■ **PROMPT**: For the word "Sounds", state the number of lines in the data that contain it, and nothing else.

■ **App and web page records**:
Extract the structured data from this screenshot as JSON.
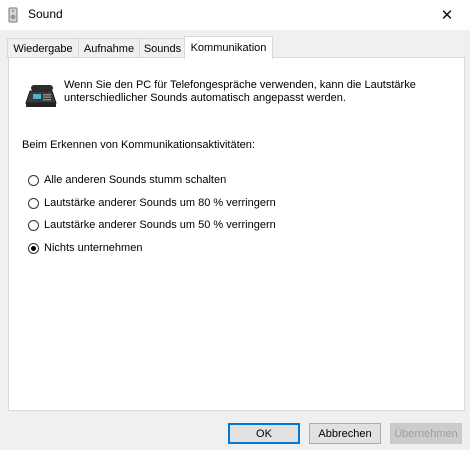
{
  "window": {
    "title": "Sound",
    "close_glyph": "✕",
    "app_icon": "speaker-icon"
  },
  "tabs": [
    {
      "label": "Wiedergabe",
      "active": false
    },
    {
      "label": "Aufnahme",
      "active": false
    },
    {
      "label": "Sounds",
      "active": false
    },
    {
      "label": "Kommunikation",
      "active": true
    }
  ],
  "main": {
    "icon": "telephone-icon",
    "info_line1": "Wenn Sie den PC für Telefongespräche verwenden, kann die Lautstärke",
    "info_line2": "unterschiedlicher Sounds automatisch angepasst werden.",
    "section_label": "Beim Erkennen von Kommunikationsaktivitäten:",
    "options": [
      {
        "label": "Alle anderen Sounds stumm schalten",
        "checked": false
      },
      {
        "label": "Lautstärke anderer Sounds um 80 % verringern",
        "checked": false
      },
      {
        "label": "Lautstärke anderer Sounds um 50 % verringern",
        "checked": false
      },
      {
        "label": "Nichts unternehmen",
        "checked": true
      }
    ]
  },
  "buttons": {
    "ok": "OK",
    "cancel": "Abbrechen",
    "apply": "Übernehmen"
  },
  "colors": {
    "accent": "#0078d7",
    "panel_bg": "#ffffff",
    "window_bg": "#f0f0f0"
  }
}
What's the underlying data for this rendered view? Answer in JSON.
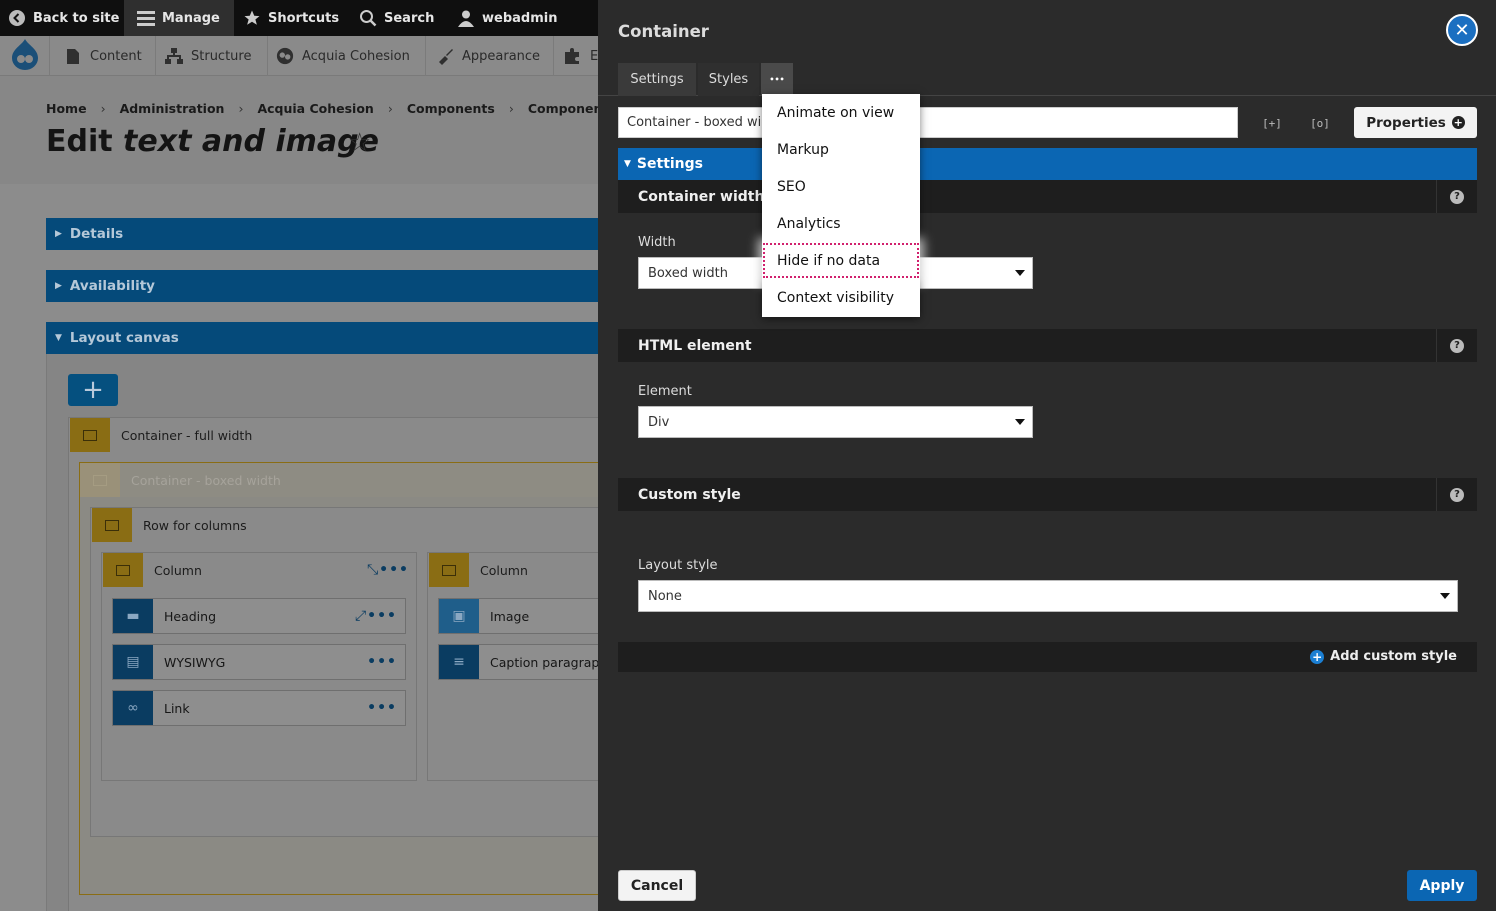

■ **SOLVED EXERCISE**: 5